The voice of multiculturalism, he welcomes the challenge of working with musicians as diverse as the American Iggy Pop, Israeli Ofra Haza or the Cape Verdean Césaria Evora, blending together all nationalities and religions. Married to a Bosnian, he describes himself as “a composer who comes from a very eclectic place, from a land dominated by Turks for five centuries, the only direct border between orthodox Catholics and Muslims.”
This cultural melting pot inspires his gypsy opera, the protagonist of which is a Slavonic Karmen, with a ‘K’ and a Balkan accent. When creating the story of this gypsy heroine, he started from “a true story: those girls from the East who are drawn to Europe by promises and end up on the streets selling their bodies to line someone else’s pockets.” He proudly states that he had high hopes that this creation would find its way into the repertoire of gypsy orchestras. Because “opera is a luxury but people are just as keen to hear a poor man’s opera that you can play at weddings and funerals.” The gamble paid off. His show has since toured the world, from Argentina to Russia and from Germany to Israel via Japan.

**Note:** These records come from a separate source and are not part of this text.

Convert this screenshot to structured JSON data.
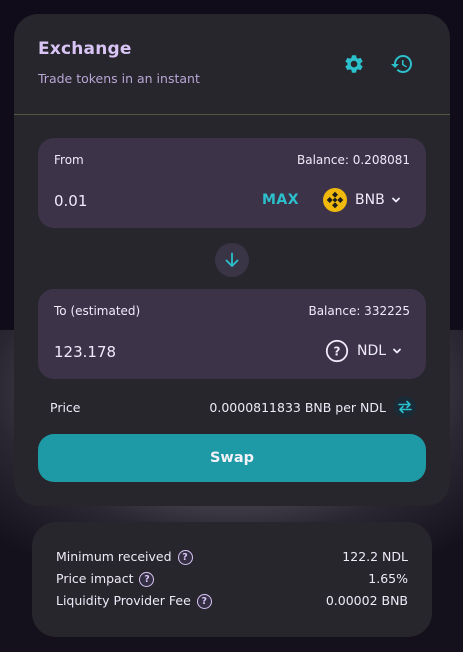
{
  "header": {
    "title": "Exchange",
    "subtitle": "Trade tokens in an instant",
    "settings_icon": "gear-icon",
    "history_icon": "history-icon"
  },
  "from": {
    "label": "From",
    "balance": "Balance: 0.208081",
    "amount": "0.01",
    "max_label": "MAX",
    "token": "BNB",
    "token_icon": "bnb-logo-icon"
  },
  "to": {
    "label": "To (estimated)",
    "balance": "Balance: 332225",
    "amount": "123.178",
    "token": "NDL",
    "token_icon": "question-circle-icon"
  },
  "price": {
    "label": "Price",
    "value": "0.0000811833 BNB per NDL"
  },
  "swap_label": "Swap",
  "details": [
    {
      "label": "Minimum received",
      "value": "122.2 NDL"
    },
    {
      "label": "Price impact",
      "value": "1.65%"
    },
    {
      "label": "Liquidity Provider Fee",
      "value": "0.00002 BNB"
    }
  ],
  "colors": {
    "accent": "#2bc0cc",
    "swap_button": "#1d9aa5",
    "title": "#d9c5f5",
    "panel": "#3c3349",
    "card": "#27262c",
    "bnb": "#f0b90b"
  }
}
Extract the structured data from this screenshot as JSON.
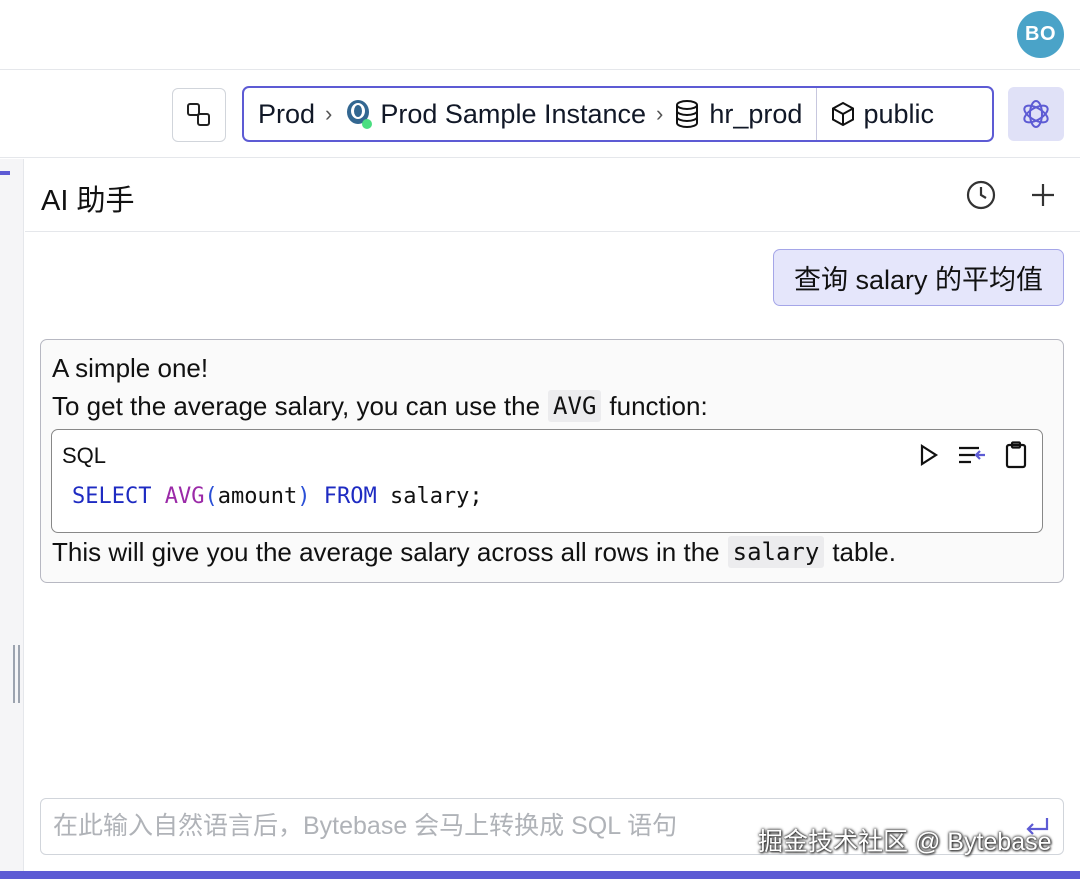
{
  "user": {
    "avatar_initials": "BO",
    "avatar_color": "#4aa3c8"
  },
  "context": {
    "environment": "Prod",
    "instance": "Prod Sample Instance",
    "database": "hr_prod",
    "schema": "public"
  },
  "panel": {
    "title": "AI 助手"
  },
  "chat": {
    "user_message": "查询 salary 的平均值",
    "ai_line1": "A simple one!",
    "ai_line2_before": "To get the average salary, you can use the",
    "ai_line2_code": "AVG",
    "ai_line2_after": "function:",
    "code_language": "SQL",
    "code": {
      "kw_select": "SELECT",
      "fn_avg": "AVG",
      "paren_open": "(",
      "arg": "amount",
      "paren_close": ")",
      "kw_from": "FROM",
      "table": "salary;"
    },
    "ai_line3_before": "This will give you the average salary across all rows in the",
    "ai_line3_code": "salary",
    "ai_line3_after": "table."
  },
  "input": {
    "placeholder": "在此输入自然语言后，Bytebase 会马上转换成 SQL 语句"
  },
  "watermark": "掘金技术社区 @ Bytebase",
  "colors": {
    "accent": "#5d5bd4",
    "user_bubble": "#e5e6fb",
    "sql_keyword": "#1e2bc2",
    "sql_function": "#9b2aa8"
  }
}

Undisputed ambassador of Balkan music, Goran Bregovic has been playing the stages of the continent for over a decade with his famous Orchestra of the Weddings and Funerals. A connoisseur of gypsy cultures, he deplores the rejection and discrimination of gypsies in France and England, as well as in Central and Eastern European countries. He would also like to see them receive more attention in Europe. For his nomadic peoples who have “offered so much, Django Reinhardt, flamenco, undeniable influences on the musical culture of the Old World”, Bregovic demands both recognition and respect.

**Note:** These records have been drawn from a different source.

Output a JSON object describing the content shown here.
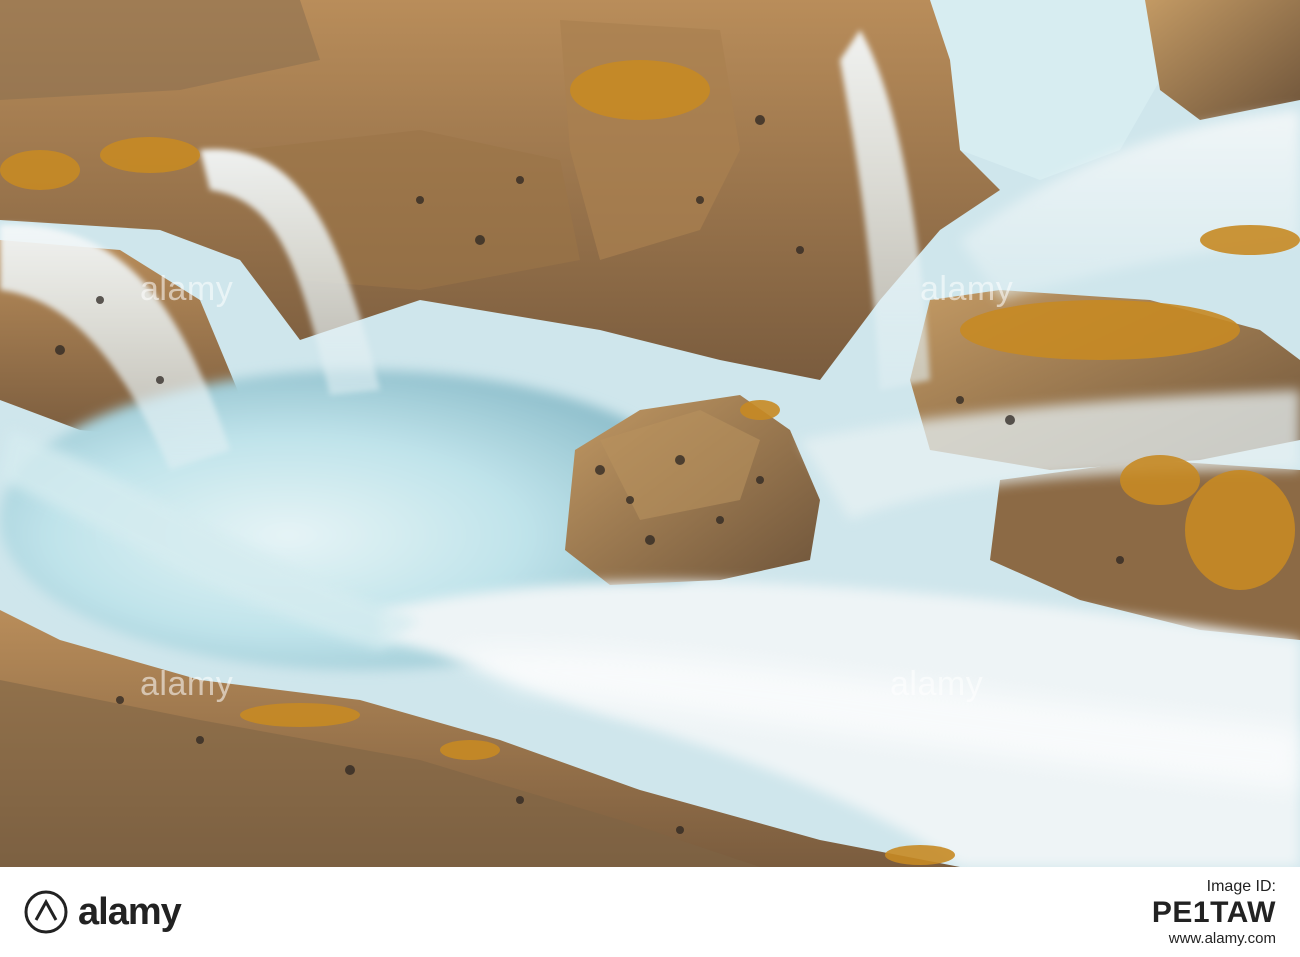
{
  "photo": {
    "subject": "long-exposure-coastal-rock-waterfall",
    "colors": {
      "rock_warm": "#b98d5a",
      "rock_shadow": "#5a4a3a",
      "moss": "#c78a24",
      "water_white": "#eef4f6",
      "water_cyan": "#bfe3ea",
      "water_deep": "#8fbfcc"
    }
  },
  "watermark": {
    "text": "alamy"
  },
  "footer": {
    "brand": "alamy",
    "image_id_label": "Image ID:",
    "image_id": "PE1TAW",
    "url": "www.alamy.com"
  }
}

On the tenth anniversary of the Dayton Agreements, he remains confident about the situation of Eastern countries. “When you look at history, you see an attitude that sways between enthusiasm and despair. It is always the same type of war between religions and ethnicities, with Bosnia and Kosovo under an ineffective European protectorate. Today, we live in a more optimistic time, because it seems like Europe has a realistic plan for us.” For him, “the future of the European continent will inevitably be played out in the Balkans. It would be a problem for Europe, which surrounds us, to have ‘wild’ countries at its centre: Greece to the south, Bulgaria to the north and soon Romania…” Between his whisky, guitar and accordion, Goran Bregovic admits to being more than optimistic: “it is in the EU’s best interests to integrate the ‘wild ones’ like us,” he concludes with a smile.
Translated from Goran Bregovic, tempo européen